Most families aren't able to cover the full cost of their children's college experience, which means financial aid will play at least a part of their college planning. If you're thinking about applying for financial aid for your college-aged student (or thinking ahead for a child who's got some time left to go), here are the fundamentals you need to know.
Obama speaking our language doesn't necessarily mean iMessages full of emojis, though his recent experiment with a "selfie-stick" suggests that it may not be far behind; instead we are seeing an Executive that is acting on our issues.
Kevin Carey posits that the market dominance of federal student loans combined with income-driven repayment plans has solved student debt crisis. It's an intriguing and optimistic thesis.
Education has always been central to the American Dream: the promise that if you work hard, you can achieve anything. Unfortunately, the skyrocketing cost of student loan debt means that when millions of Americans should be building their careers, starting their families, and pursuing their dreams, they are instead being held back.

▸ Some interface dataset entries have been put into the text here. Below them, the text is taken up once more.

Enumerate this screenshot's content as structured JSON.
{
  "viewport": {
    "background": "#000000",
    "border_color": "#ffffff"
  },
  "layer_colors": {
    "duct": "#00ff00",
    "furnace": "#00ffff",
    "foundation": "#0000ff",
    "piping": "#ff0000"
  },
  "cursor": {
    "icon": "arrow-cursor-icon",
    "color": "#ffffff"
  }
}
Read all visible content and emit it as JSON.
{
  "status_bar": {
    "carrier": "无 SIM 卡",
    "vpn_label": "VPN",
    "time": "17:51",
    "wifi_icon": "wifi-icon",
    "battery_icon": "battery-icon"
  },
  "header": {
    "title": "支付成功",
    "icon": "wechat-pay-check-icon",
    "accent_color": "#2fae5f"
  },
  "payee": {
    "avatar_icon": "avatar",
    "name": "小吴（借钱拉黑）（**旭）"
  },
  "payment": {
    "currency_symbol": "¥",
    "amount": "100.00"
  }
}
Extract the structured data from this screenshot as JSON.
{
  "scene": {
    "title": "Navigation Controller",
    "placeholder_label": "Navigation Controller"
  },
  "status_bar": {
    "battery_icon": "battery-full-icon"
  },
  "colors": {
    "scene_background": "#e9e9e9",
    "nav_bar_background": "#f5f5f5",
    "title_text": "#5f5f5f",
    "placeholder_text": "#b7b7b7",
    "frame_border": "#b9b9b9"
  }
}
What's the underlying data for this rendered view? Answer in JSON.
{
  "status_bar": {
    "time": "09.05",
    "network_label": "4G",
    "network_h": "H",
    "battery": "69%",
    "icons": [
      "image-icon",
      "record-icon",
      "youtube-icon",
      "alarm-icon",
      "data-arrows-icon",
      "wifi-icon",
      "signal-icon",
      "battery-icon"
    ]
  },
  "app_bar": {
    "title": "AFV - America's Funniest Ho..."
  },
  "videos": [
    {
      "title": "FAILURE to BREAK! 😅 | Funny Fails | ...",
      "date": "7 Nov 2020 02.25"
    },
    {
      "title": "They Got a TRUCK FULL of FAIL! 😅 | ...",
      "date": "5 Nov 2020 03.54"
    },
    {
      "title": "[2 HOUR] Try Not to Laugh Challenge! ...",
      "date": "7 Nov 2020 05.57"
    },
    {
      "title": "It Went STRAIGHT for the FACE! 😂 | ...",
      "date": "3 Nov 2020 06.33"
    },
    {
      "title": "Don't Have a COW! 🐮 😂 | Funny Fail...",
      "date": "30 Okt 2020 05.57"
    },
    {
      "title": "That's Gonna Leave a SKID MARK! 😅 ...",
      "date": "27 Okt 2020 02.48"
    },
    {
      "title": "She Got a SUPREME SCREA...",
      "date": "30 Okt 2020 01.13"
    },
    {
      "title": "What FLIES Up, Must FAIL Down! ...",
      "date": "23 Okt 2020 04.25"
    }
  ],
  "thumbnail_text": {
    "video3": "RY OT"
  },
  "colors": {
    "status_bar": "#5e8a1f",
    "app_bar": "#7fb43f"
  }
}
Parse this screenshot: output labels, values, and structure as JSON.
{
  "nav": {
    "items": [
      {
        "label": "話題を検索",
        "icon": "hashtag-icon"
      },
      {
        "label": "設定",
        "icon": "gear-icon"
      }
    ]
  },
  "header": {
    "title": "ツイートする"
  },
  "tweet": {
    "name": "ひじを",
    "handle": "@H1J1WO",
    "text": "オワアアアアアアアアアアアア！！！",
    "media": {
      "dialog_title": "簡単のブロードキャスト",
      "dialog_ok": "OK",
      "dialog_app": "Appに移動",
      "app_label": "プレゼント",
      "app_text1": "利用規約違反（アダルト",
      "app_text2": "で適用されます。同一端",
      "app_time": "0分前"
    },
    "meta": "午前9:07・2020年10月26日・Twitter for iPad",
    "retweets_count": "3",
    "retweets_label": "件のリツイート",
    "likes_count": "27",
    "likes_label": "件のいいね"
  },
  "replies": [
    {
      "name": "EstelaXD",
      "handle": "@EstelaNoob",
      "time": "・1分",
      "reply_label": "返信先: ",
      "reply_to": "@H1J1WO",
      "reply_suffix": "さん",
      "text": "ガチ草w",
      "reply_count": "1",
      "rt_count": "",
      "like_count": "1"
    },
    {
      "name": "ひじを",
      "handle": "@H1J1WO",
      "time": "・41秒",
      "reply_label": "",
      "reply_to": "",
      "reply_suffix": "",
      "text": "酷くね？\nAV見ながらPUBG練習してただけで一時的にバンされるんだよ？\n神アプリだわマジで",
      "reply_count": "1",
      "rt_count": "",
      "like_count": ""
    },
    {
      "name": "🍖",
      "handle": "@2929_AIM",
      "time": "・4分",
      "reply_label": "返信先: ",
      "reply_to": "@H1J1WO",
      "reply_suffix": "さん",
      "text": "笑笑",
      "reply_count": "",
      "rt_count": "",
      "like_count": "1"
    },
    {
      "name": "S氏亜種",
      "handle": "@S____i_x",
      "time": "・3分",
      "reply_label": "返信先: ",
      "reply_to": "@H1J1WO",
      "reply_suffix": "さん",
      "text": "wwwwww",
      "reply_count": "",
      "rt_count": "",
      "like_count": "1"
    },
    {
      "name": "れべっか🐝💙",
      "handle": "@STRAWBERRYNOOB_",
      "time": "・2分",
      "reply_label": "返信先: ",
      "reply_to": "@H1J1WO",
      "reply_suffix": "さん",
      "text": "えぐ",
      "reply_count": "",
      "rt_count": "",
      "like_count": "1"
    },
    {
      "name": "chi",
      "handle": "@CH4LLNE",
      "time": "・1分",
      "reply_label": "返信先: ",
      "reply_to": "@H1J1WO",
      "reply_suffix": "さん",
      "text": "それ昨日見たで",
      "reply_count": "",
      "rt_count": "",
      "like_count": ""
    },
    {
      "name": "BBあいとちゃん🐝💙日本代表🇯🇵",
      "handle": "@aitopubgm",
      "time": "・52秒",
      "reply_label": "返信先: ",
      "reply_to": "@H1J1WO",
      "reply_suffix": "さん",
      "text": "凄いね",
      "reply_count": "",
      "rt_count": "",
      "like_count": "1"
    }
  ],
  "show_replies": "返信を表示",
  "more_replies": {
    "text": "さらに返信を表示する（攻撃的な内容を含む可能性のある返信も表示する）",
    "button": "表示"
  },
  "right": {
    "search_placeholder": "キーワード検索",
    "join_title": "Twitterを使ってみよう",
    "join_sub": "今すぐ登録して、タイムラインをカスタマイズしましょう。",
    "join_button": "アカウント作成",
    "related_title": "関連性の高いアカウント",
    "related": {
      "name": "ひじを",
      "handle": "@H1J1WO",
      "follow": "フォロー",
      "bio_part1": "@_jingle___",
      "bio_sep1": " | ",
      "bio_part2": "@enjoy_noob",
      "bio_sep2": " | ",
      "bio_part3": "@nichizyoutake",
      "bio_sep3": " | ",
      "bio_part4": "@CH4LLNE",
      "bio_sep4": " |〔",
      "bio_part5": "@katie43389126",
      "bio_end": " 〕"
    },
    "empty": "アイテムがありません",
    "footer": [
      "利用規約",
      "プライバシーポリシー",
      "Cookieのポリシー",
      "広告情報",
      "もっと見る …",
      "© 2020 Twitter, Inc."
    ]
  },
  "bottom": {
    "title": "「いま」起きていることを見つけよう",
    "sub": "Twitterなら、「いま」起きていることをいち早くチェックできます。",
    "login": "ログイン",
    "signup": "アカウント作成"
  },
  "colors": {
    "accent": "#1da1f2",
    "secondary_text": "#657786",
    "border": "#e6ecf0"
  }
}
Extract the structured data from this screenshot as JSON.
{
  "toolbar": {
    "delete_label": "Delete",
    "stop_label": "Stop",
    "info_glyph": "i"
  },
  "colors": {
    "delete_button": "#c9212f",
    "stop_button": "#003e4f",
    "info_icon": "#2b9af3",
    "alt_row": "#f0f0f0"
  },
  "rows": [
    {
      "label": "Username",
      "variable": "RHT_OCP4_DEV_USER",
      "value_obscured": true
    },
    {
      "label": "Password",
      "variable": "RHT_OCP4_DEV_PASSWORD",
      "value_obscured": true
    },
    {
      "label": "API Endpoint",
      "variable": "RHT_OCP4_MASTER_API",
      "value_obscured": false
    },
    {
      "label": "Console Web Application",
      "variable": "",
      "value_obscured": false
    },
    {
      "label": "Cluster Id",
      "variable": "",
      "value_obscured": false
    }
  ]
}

Steve Mason's tragic story may be an extreme case, but he is not alone. Millions of people are legally obligated to have a portion of their wages diverted to paying down student debt. Borrowers and their parents seemingly have nowhere to turn.
Now is the time of the year that most college and university boards of trustees meet to set in place what the comprehensive fee -- tuition, fees, room and board -- will be for next year. It's a telling moment for higher education.
Much attention has rightly been paid to reforming student loans, such as making sure borrowers can refinance high-interest loans and expanding income-based payment options. These programs, though they would help millions of struggling borrowers, aren't a tourniquet, but only a bandage on a $1.2 trillion student debt crisis.
Recently, I had a big realization: In 27 years of teaching and parenting, I've never actually met a student who's received more than $3,000 of assistance from writing a bunch of time-sucking essays. So, I set out on a mission: Find the most effective strategy for an 11th-grader to rack up serious merit-based scholarship dollars.
If there was ever a reason to defrock politicians, it is for their inherent inability to remove the needless barrier of debt that impedes the best and the brightest, the most ambitious and creative among the lesser financially endowed.
College-related debt is increasing and millenials are facing difficult choices about their finances and their futures. The good news is that millenials also have more options than ever before; the job market is ever changing, technology is improving by the minute, and information is right at our fingertips.
Remember that signing up for these plans does not mean you have to stick with them forever; you can always reevaluate in a few years when your financial situation may have changed.
Mr. President, just like health care, access to high-quality universities without student loans should be a right for all Americans. We are the nation's competitive advantage; shouldn't the government be investing in us, rather than the less than efficient F35 jet? Please start investing in this nation's students.
As long as higher education remains difficult to afford for low- and moderate-income families, we are falling short as a society of providing the full social, economic and individual benefits higher education can deliver.
Creating an enjoyable career has much more to do with looking inward than it does with chasing high income levels. Understanding your child's personality, strengths and interests will help you influence their post-high school choices.
Currently, we have only a few of the specifics, and this week I will write about: what I do know about the proposal; the need for more particulars; arguments in favor of, and in opposition to, the proposal; and an alternative proposal.
As students look forward to attending school and experiencing all that college has to offer, they may not be thinking about how to properly manage their money. Making smart financial choices while in school will not only ease the burden of college debt, but also set them up for financial success beyond graduation.